TASK DESCRIPTION:
Copy out all lines from the material that contain the string "chat".
--------------------------------------------------
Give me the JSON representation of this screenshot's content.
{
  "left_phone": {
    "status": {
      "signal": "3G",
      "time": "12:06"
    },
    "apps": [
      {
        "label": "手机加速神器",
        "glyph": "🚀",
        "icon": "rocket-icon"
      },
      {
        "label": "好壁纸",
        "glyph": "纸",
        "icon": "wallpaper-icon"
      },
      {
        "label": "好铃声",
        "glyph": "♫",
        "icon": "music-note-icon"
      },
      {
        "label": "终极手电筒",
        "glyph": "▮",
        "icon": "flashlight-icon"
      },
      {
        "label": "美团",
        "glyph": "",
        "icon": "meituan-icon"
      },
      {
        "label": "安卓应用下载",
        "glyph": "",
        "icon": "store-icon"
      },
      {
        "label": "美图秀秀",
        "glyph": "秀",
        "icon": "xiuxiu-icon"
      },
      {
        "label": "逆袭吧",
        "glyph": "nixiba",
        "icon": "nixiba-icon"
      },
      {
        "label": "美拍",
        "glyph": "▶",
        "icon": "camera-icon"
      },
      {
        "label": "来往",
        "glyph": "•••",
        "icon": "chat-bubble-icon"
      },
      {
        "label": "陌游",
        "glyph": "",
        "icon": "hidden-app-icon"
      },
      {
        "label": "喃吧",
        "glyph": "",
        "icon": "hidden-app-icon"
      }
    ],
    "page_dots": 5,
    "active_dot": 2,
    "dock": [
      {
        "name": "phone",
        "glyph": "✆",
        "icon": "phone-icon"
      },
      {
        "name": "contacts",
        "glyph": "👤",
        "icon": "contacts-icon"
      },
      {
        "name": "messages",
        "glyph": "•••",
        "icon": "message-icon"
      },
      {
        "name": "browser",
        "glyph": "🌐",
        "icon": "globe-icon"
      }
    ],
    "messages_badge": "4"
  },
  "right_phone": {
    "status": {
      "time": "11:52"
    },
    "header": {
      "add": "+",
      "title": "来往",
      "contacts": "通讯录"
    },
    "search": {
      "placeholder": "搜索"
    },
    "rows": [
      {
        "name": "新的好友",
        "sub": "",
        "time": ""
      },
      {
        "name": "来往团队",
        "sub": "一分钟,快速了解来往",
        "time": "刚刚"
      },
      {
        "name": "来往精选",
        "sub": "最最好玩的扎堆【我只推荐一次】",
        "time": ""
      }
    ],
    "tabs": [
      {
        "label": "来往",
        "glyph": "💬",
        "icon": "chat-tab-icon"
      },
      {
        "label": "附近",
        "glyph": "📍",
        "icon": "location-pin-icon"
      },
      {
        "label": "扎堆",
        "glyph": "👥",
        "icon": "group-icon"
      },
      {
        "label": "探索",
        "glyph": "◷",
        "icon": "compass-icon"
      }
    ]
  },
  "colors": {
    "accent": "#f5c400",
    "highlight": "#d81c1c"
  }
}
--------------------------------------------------
ANSWER FOR THIS EXERCISE:
        "icon": "chat-bubble-icon"
        "icon": "chat-tab-icon"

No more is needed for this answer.